We have a struggling manufacturing industry in this country, but a huge histroy of making massive changes in engineering, steam engine railway being a prime example. We are in a situation where we are facing increasing environmental & political problems from use of fossil fuels whilst at the same time losing large areas of industry. Several technologies can provide many jobs and put us on hte path to a sustainable future, namely wind power and rail travel. There is a large European industry for co generation schemes also. Our farming industry is having problem after problem, there is lots of potential for growing biomass for electricity production. We should get our ship yards building marine energy devices, Marine Current Turbines and Wave Dragon stand out as impressive technologies. There is going to be a world wide energy revolution, the UK can lead on renewables, coal gasification and many new technologies but we need some clear leadership adn joined up thinking coming from the government. Building a couple of million passive houses wouldnt be a bad plan either. A simple multistory low energy housing building, which can be housing, a hospital, a barracks, a prison or more likley a nursing home. Another large scale pumped hydro project would be pretty useful too, but not sure where it could go.

Large-scale pumped hydro : surely there must be some prime sites in Scotland?

Yes marine energy devices in the shipyards... and bring the troops home.

It's just a rumour that was spread around town
By the women and children
Soon we'll be shipbuilding

Well I ask you
The boy said, "Dad they're going to take me to task
But I'll be back by Christmas"
It's just a rumour that was spread around town
Somebody said that someone got filled in
For saying that people get killed
in the result of this shipbuilding

With all the will in the world
Diving for dear life
When we could be diving for pearls

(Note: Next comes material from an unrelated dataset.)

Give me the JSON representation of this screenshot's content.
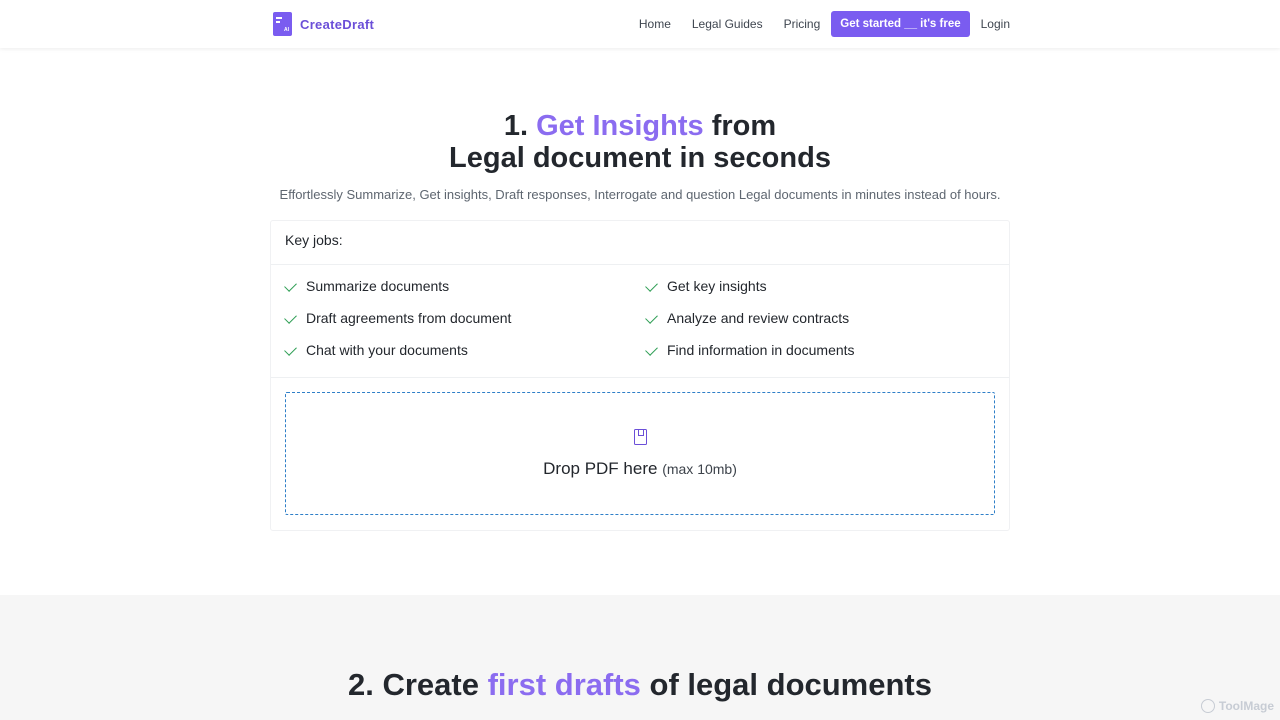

While I appreciate your endorsement of additional nuclear power, I don't think you've accurately summarized the nuclear proponents' criticism of massive investments in wind and other renewables.

I'd make two explicit arguments against wind and renewables.

First, it is a misuse of capital that could be more productively invested in nuclear power. In other words, society gets more GW-hrs for its billions from nuclear than from renewables.

Second, market/grid penetration of renewables will not displace investments in nuclear and other controllable electric capacity. Given a mandate to serve all customers at all times with electricity, a grid must have power-generating capacity available as spinning and hot standby reserves. Build more wind and you can't slack on investing in coal and nuclear. Note E.On's Boxer Day 2005 experience and the California 2006 heat wave as spectacular examples.

An implicit argument is that the GW advocates are demogoging the issue and that's always a red flag of chicanery.

I will grant that small wind additions can offset fuel consumption from the most inefficient fossil generators and can make economic sense but that penetration is in the order of 2 to 5% of peak load (my estimate and highly grid-dependent).

Life's a compromise and I'd be more than happy with increasing nuclear's market share from 20% today to 40% by 2050.